Twenty-four years later it’s still working, and Spore continues to marvel at the selfless devotion of the squads across the resort city. “They buy their own equipment, build their own stations and conduct their own fund raising,” he says. “I go around the country and tell my fellow city managers that we save millions of dollars a year on emergency medical services thanks to volunteers. They look at me like I have three heads.”
“We wouldn’t be where we are today without Jim Spore,” says Kevin Lipscomb, president of the Kempsville Volunteer Rescue Squad. “He has always spoken up for us and made sure we had what we needed.”
Indeed there have been challenges to the volunteer system, but leadership, from city council to the city manager, have been strong advocates. “It’s been a wonderful public, private partnership,” says Ellen McBride, chief of the Virginia Beach Volunteer Rescue Squad. “The city sets rules and standards that all the squads follow, creating a seamless system.”
For Spore, the dedication of the volunteers is what gives him the most pleasure. “There can be no more selfless service than what they do,” he says. “To me there is no greater expression of the term ‘community’ than what the rescue squads do on a daily basis.”
Ellen McBride says what happened on April 6, 2012 proved that.

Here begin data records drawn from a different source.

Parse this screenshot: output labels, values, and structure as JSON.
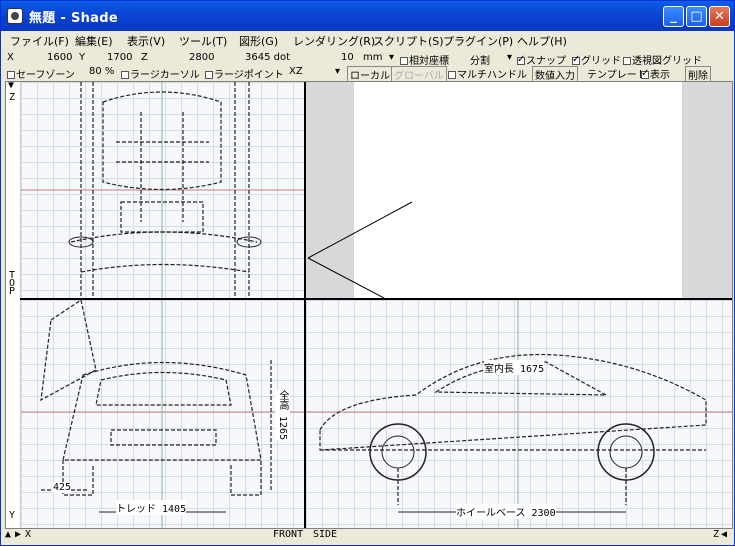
{
  "window": {
    "title": "無題 - Shade"
  },
  "menu": [
    "ファイル(F)",
    "編集(E)",
    "表示(V)",
    "ツール(T)",
    "図形(G)",
    "レンダリング(R)",
    "スクリプト(S)",
    "プラグイン(P)",
    "ヘルプ(H)"
  ],
  "toolbar1": {
    "x_label": "X",
    "x_value": "1600",
    "y_label": "Y",
    "y_value": "1700",
    "z_label": "Z",
    "z_value": "2800",
    "dot_value": "3645 dot",
    "grid_size": "10",
    "grid_unit": "mm",
    "relative_coords": "相対座標",
    "split": "分割",
    "snap": "スナップ",
    "grid": "グリッド",
    "perspective_grid": "透視図グリッド"
  },
  "toolbar2": {
    "safe_zone": "セーフゾーン",
    "zoom": "80 %",
    "large_cursor": "ラージカーソル",
    "large_point": "ラージポイント",
    "plane": "XZ",
    "local": "ローカル",
    "global": "グローバル",
    "multi_handle": "マルチハンドル",
    "numeric_input": "数値入力",
    "template": "テンプレート",
    "show": "表示",
    "delete": "削除"
  },
  "views": {
    "top_axis_z": "Z",
    "top_axis_t": "T",
    "top_axis_o": "O",
    "top_axis_p": "P",
    "front_axis_y": "Y",
    "label_front": "FRONT",
    "label_side": "SIDE",
    "axis_x": "X",
    "axis_z2": "Z"
  },
  "blueprint_labels": {
    "tread": "トレッド 1405",
    "wheelbase": "ホイールベース 2300",
    "height": "全高 1265",
    "front_width": "425",
    "interior": "室内長 1675"
  }
}
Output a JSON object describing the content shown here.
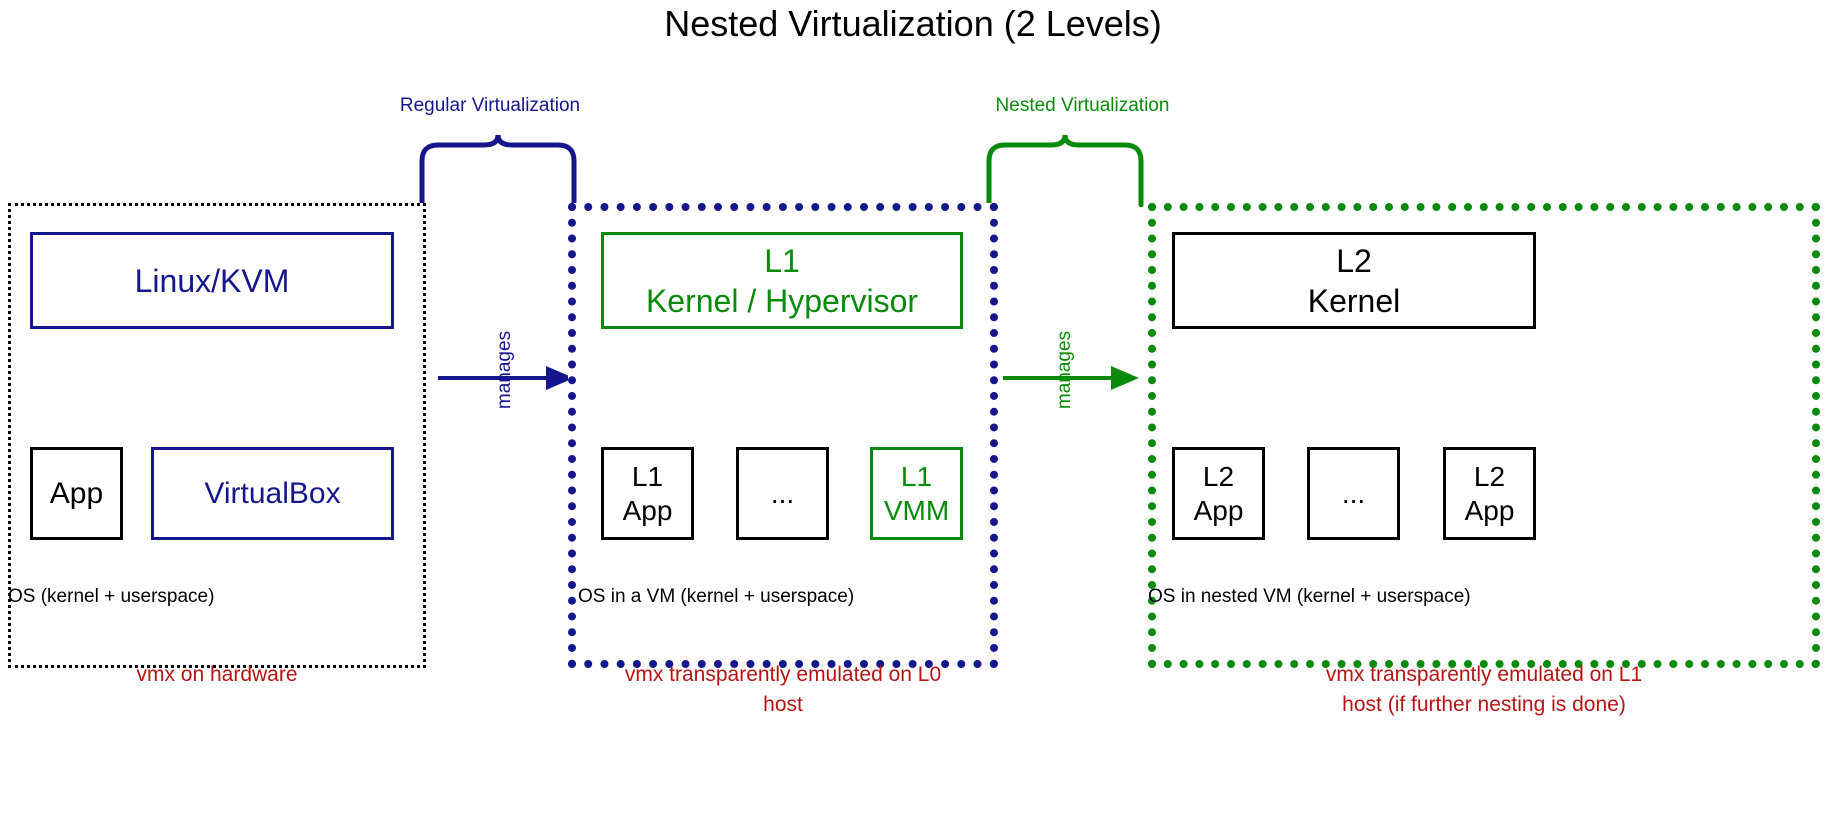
{
  "title": "Nested Virtualization (2 Levels)",
  "colors": {
    "navy": "#16168c",
    "green": "#0a8a0a",
    "black": "#000000",
    "red": "#b81414"
  },
  "brackets": [
    {
      "label": "Regular Virtualization",
      "color": "#16168c"
    },
    {
      "label": "Nested Virtualization",
      "color": "#0a8a0a"
    }
  ],
  "arrows": [
    {
      "label": "manages",
      "color": "#16168c"
    },
    {
      "label": "manages",
      "color": "#0a8a0a"
    }
  ],
  "panels": [
    {
      "id": "l0",
      "border_style": "dotted-black",
      "caption": "OS (kernel + userspace)",
      "note": "vmx on hardware",
      "boxes": [
        {
          "id": "linux-kvm",
          "style": "navy",
          "lines": [
            "Linux/KVM"
          ]
        },
        {
          "id": "app",
          "style": "black",
          "lines": [
            "App"
          ]
        },
        {
          "id": "virtualbox",
          "style": "navy",
          "lines": [
            "VirtualBox"
          ]
        }
      ]
    },
    {
      "id": "l1",
      "border_style": "dotted-navy",
      "caption": "OS in a VM (kernel + userspace)",
      "note": "vmx transparently emulated on L0 host",
      "boxes": [
        {
          "id": "l1-kernel",
          "style": "green",
          "lines": [
            "L1",
            "Kernel / Hypervisor"
          ]
        },
        {
          "id": "l1-app",
          "style": "black",
          "lines": [
            "L1",
            "App"
          ]
        },
        {
          "id": "l1-ellipsis",
          "style": "black",
          "lines": [
            "..."
          ]
        },
        {
          "id": "l1-vmm",
          "style": "green",
          "lines": [
            "L1",
            "VMM"
          ]
        }
      ]
    },
    {
      "id": "l2",
      "border_style": "dotted-green",
      "caption": "OS in nested VM (kernel + userspace)",
      "note": "vmx transparently emulated on L1 host (if further nesting is done)",
      "boxes": [
        {
          "id": "l2-kernel",
          "style": "black",
          "lines": [
            "L2",
            "Kernel"
          ]
        },
        {
          "id": "l2-app-left",
          "style": "black",
          "lines": [
            "L2",
            "App"
          ]
        },
        {
          "id": "l2-ellipsis",
          "style": "black",
          "lines": [
            "..."
          ]
        },
        {
          "id": "l2-app-right",
          "style": "black",
          "lines": [
            "L2",
            "App"
          ]
        }
      ]
    }
  ],
  "notes": {
    "left": "vmx on hardware",
    "middle_line1": "vmx transparently emulated on L0",
    "middle_line2": "host",
    "right_line1": "vmx transparently emulated on L1",
    "right_line2": "host (if further nesting is done)"
  }
}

That afternoon a Navy training jet crashed into an apartment complex off Birdneck Road, shortly after takeoff from NAS Oceana. “We had twelve ambulances on scene within minutes,” says McBride. “And we were still able to provide coverage throughout the rest of the city because we have 36 ambulances altogether.” Spore says he was blown away by that rapid response to what could have been, but wasn’t, a massive disaster with loss of life. “It was truly incredible.”

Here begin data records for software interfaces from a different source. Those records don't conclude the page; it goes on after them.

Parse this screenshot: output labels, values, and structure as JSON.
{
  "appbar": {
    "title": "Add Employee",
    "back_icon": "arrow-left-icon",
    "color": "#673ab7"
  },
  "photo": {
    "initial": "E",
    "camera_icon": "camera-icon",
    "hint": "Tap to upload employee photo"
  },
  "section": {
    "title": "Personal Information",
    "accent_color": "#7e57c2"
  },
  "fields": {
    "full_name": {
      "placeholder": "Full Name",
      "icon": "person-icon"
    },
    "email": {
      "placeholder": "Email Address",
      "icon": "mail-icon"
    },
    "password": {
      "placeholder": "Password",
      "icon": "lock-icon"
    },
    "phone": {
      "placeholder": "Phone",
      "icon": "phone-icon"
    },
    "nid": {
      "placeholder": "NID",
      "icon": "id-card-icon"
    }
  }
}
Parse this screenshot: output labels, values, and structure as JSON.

The city makes no-interest loans in some instances to enable the squads to purchase their equipment or construct new headquarters. “It’s been a very good relationship,” says Spore, “and I have to give a lot of credit to the Virginia Beach Rescue Squad Foundation for funding an ongoing marketing campaign and making grants to the squads.”

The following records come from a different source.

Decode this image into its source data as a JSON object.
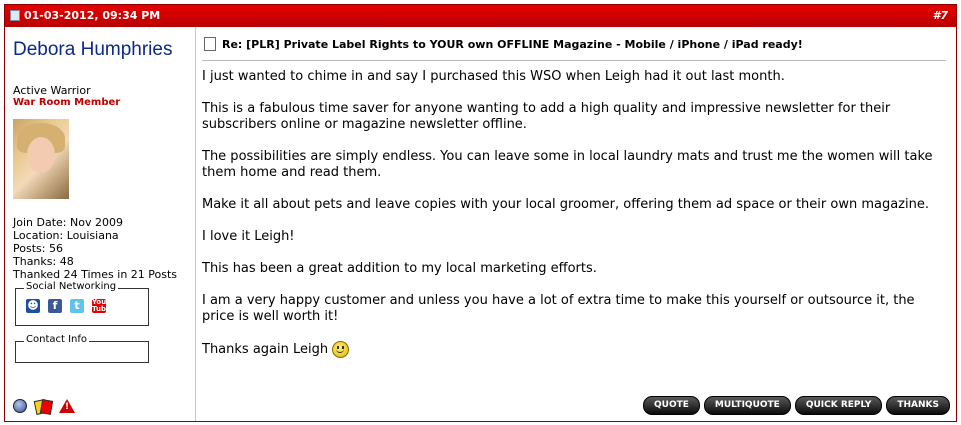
{
  "header": {
    "date": "01-03-2012, 09:34 PM",
    "post_number": "#7"
  },
  "user": {
    "name": "Debora Humphries",
    "title": "Active Warrior",
    "rank": "War Room Member",
    "stats": [
      "Join Date: Nov 2009",
      "Location: Louisiana",
      "Posts: 56",
      "Thanks: 48",
      "Thanked 24 Times in 21 Posts"
    ],
    "social_label": "Social Networking",
    "social_icons": [
      "myspace-icon",
      "facebook-icon",
      "twitter-icon",
      "youtube-icon"
    ],
    "contact_label": "Contact Info"
  },
  "post": {
    "title": "Re: [PLR] Private Label Rights to YOUR own OFFLINE Magazine - Mobile / iPhone / iPad ready!",
    "paragraphs": [
      "I just wanted to chime in and say I purchased this WSO when Leigh had it out last month.",
      "This is a fabulous time saver for anyone wanting to add a high quality and impressive newsletter for their subscribers online or magazine newsletter offline.",
      "The possibilities are simply endless. You can leave some in local laundry mats and trust me the women will take them home and read them.",
      "Make it all about pets and leave copies with your local groomer, offering them ad space or their own magazine.",
      "I love it Leigh!",
      "This has been a great addition to my local marketing efforts.",
      "I am a very happy customer and unless you have a lot of extra time to make this yourself or outsource it, the price is well worth it!",
      "Thanks again Leigh"
    ]
  },
  "buttons": {
    "quote": "QUOTE",
    "multiquote": "MULTIQUOTE",
    "quick_reply": "QUICK REPLY",
    "thanks": "THANKS"
  },
  "colors": {
    "header_red": "#cc0000",
    "username_blue": "#0b2a8a",
    "rank_red": "#c00000"
  }
}
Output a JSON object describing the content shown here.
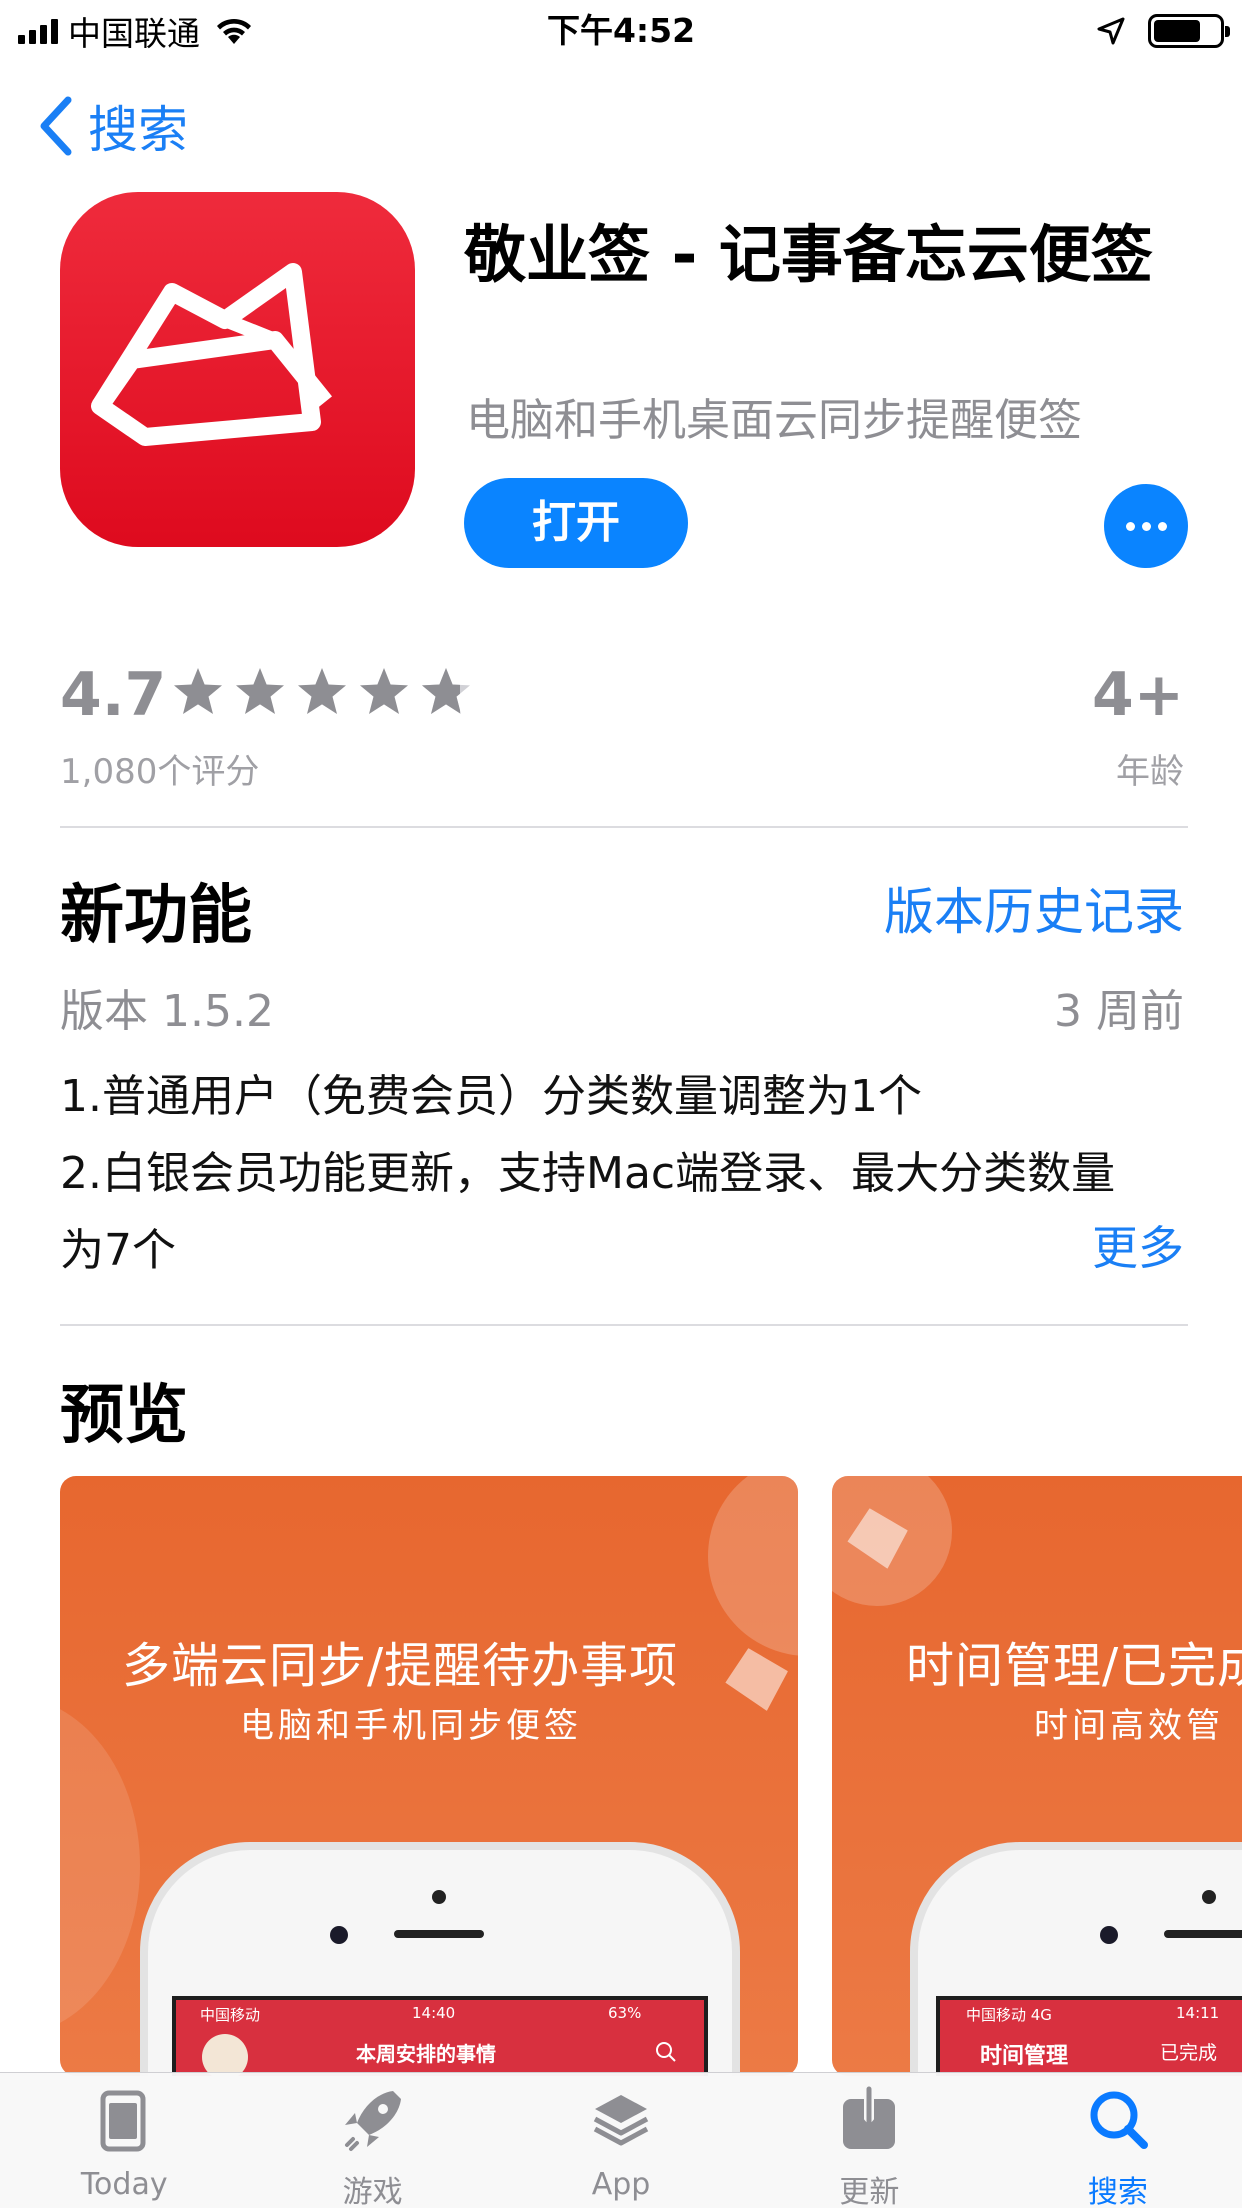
{
  "status_bar": {
    "carrier": "中国联通",
    "time": "下午4:52",
    "battery_level": 0.72
  },
  "nav": {
    "back_label": "搜索"
  },
  "app": {
    "title": "敬业签 - 记事备忘云便签",
    "subtitle": "电脑和手机桌面云同步提醒便签",
    "open_label": "打开",
    "icon_color": "#e0112a"
  },
  "ratings": {
    "score": "4.7",
    "stars": 4.7,
    "count_label": "1,080个评分",
    "age_value": "4+",
    "age_label": "年龄"
  },
  "whats_new": {
    "title": "新功能",
    "history_link": "版本历史记录",
    "version": "版本 1.5.2",
    "date": "3 周前",
    "notes": [
      "1.普通用户（免费会员）分类数量调整为1个",
      "2.白银会员功能更新，支持Mac端登录、最大分类数量为7个"
    ],
    "more_label": "更多"
  },
  "preview": {
    "title": "预览",
    "cards": [
      {
        "headline": "多端云同步/提醒待办事项",
        "sub": "电脑和手机同步便签",
        "screen_carrier": "中国移动",
        "screen_time": "14:40",
        "screen_battery": "63%",
        "screen_title": "本周安排的事情"
      },
      {
        "headline": "时间管理/已完成",
        "sub": "时间高效管",
        "screen_carrier": "中国移动  4G",
        "screen_time": "14:11",
        "screen_title": "时间管理",
        "screen_right": "已完成"
      }
    ]
  },
  "tab_bar": {
    "tabs": [
      {
        "label": "Today",
        "icon": "today-icon",
        "active": false
      },
      {
        "label": "游戏",
        "icon": "rocket-icon",
        "active": false
      },
      {
        "label": "App",
        "icon": "layers-icon",
        "active": false
      },
      {
        "label": "更新",
        "icon": "download-icon",
        "active": false
      },
      {
        "label": "搜索",
        "icon": "search-icon",
        "active": true
      }
    ],
    "accent": "#0a7aff",
    "inactive": "#8e8e93"
  }
}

Spore says Virginia Beach has the lowest real estate tax rate in the region “because of the volunteer EMS system.” That’s why all citizens should support the squads with their donations and thank Jim Spore for his 24 years as city manager, which end with his retirement on January 1. “I’m not going anywhere,” says Spore, a Texan who has “fallen in love with this city and region.” And with its hundreds of volunteer lifesavers.